More recently, a team at the National Cancer Institute led by John T. Schiller and Douglas R. Lowy deciphered how HPV infects certain cervical cells in the first place. Physically "disrupted" cells overproduce a carbohydrate molecule that normally helps with wound healing. The virus binds to that molecule, called heparan sulfate proteoglycans. Healthy intact cells, meanwhile, resist being bound.

Using animal models, the NCI researchers showed that virus-like particles behaved like the actual virus, using the carbohydrate to attach to tumors. And not just in the cervix. In 2015, Schiller, Lowy, Aura's de los Pinos, and others published a study that showed virus-like particles  “can infect a broad range of cancer cell types,"  including ovarian and lung, by binding to the carbohydrate.

Since virus-like particles are harmless on their own, Aura’s are coupled with a light-sensitive dye.
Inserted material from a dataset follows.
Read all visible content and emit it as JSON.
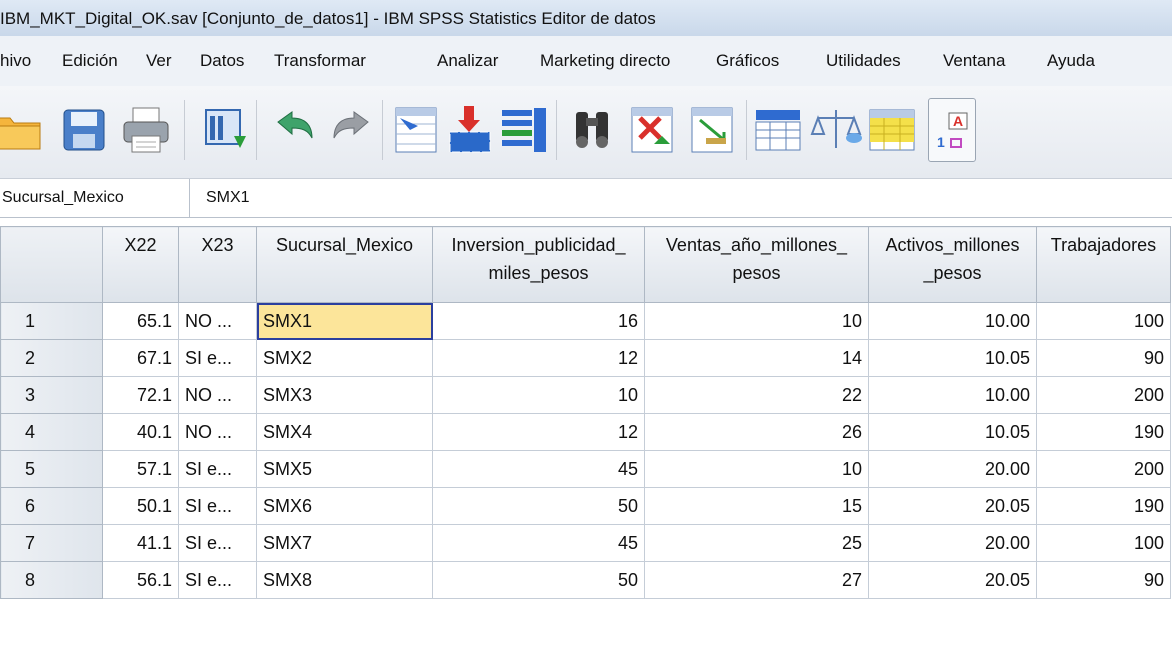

When activated by laser light, the dye becomes toxic to the tumor cells’ membranes and — if all goes as expected — selectively kills the cancer.

Although ocular melanoma is rare, Shields has long urged people to get annual eye checks because finding it early is critical.

Now, she foresees a way to make early detection less dreadful.

“We’re hoping this becomes a new alternative in the management of melanoma of the eye,” she said.